NVIDIA SDK Example on Reduction Reduction Ver 1: from the Whitepaper on Reductions

As specified in subject, I am referring to reduction codes given in the whitepaper on Reductions in NVIDIA’s CUDA SDK Example Set.

The first version on reduction at shared memory using Interleaved addressing, works well if number of elements are all contained in one block but fails if there are more than one block.

To illustrate and make it clear:

I took a vector containing 4 elements <0…4> and blockSize =4 => numBlocks = 1 => Worked fine …expected result is 10.

When I take vector of length 5 and blockSize as 8 it still works fine.

But when I take vector size as 9 or 10 then kernel gives me result <28,17> as the final result => Intermediate result.There is still another step required

to complete the sum as 28+17.

__global__ void reduce0(float *g_idata, float *g_odata, unsigned int n)


   extern __shared__ float sdata[];

// each thread loads one element from global to shared mem

	unsigned int tid = threadIdx.x;

	unsigned int i = blockIdx.x*blockDim.x + threadIdx.x;

	sdata[tid] = g_idata[i];


	// do reduction in shared mem

	for(unsigned int s=1; s < blockDim.x; s *= 2)


		if (tid % (2*s) == 0) 


			sdata[tid] += sdata[tid + s];




	// write result for this block to global mem

	if (tid == 0) g_odata[blockIdx.x] = sdata[0];


and in my main function I am calling it as :–

void main()



while(nBlocks > 0)


	   reduce0<<<nBlocks, blockSize>>>(a_d,result,N);   //call function

	N /= 2;							  

	nBlocks /= 2;	//num of blocks reduced by half.





Being new to CUDA, I know there must be some trivial error that I may be making. Please help me correct.Thanks.

Seem to have solved it but iff I take one block only.i.e single block containing all elements.

The reduction example you copied from assumes equal numbers of threads and data which must be powers of two.

The actual failure is you’re reading past the end of your data when the blocksize isn’t a power of two.

So for example when blocksize is 5, look at the for loop when s=1.

For the fifth and last thread, tid=4, starts reading data at sdata[4+1], which is outside your data array.

Sure it may work sometimes, but by reading undefined memory you’re in for undefined results.

It can be modified to work with something like

if (tid % (2*s) == 0 && tid+s<blockDim.x)


			sdata[tid] += sdata[tid + s];


Notice we just check for going to far and avoid the reference when we do.

Of course this is not the best reduction strategy at all, but you’re studying that great tutorial and that’s a great reason to ask questions, even quick ones like this.

Will try your strategy. I understood that there is some out of bonds referencing. How I solved my problem was to allocate shared memory equal to number of elements being processed.
that is I did: reduce0<<<numBlocks, blockSize, N * sizeof(float) >>>

I did not take care of power of two concept here.

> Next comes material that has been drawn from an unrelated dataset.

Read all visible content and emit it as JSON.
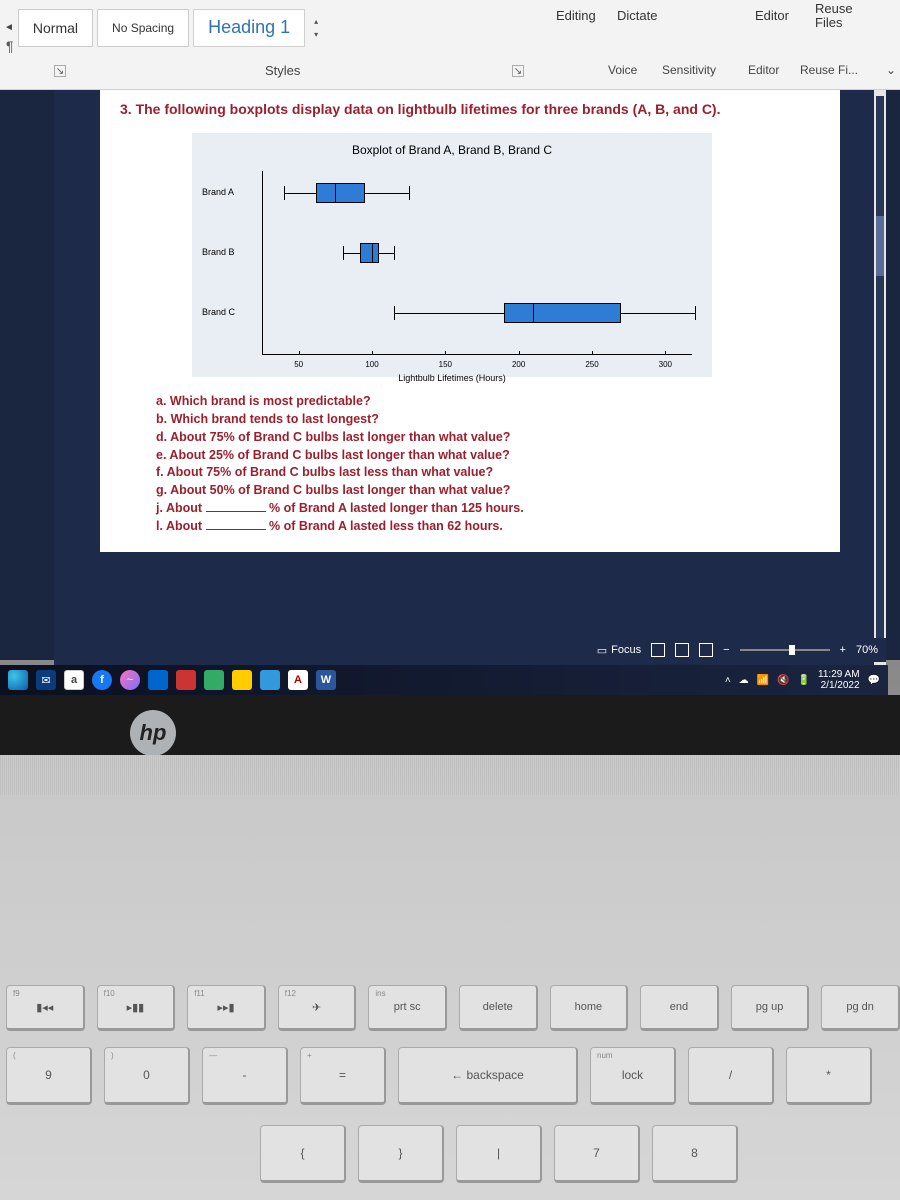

But again, as I said, if I have 15 elements instead of 16 and take block size as 8 then there are two blocks. Each block is computing the sum correctly on elements falling in its range.

Thus for N = 15 and blockSize =8 , numBlocks =2 I get two outputs. On discussion with my colleague and on reading about shared memory , the reason seems obvious for above symptom, because, shared memory can not be common to different blocks.

My colleague suggested that after I get two outputs, I re-insert them to above function as a single array carrying these two outputs, so that next time only 1 block is processed.

This may seem fine but for large arrays there is a bottleneck associated with date transfers. Just thoughts… Thank you very much for your reply.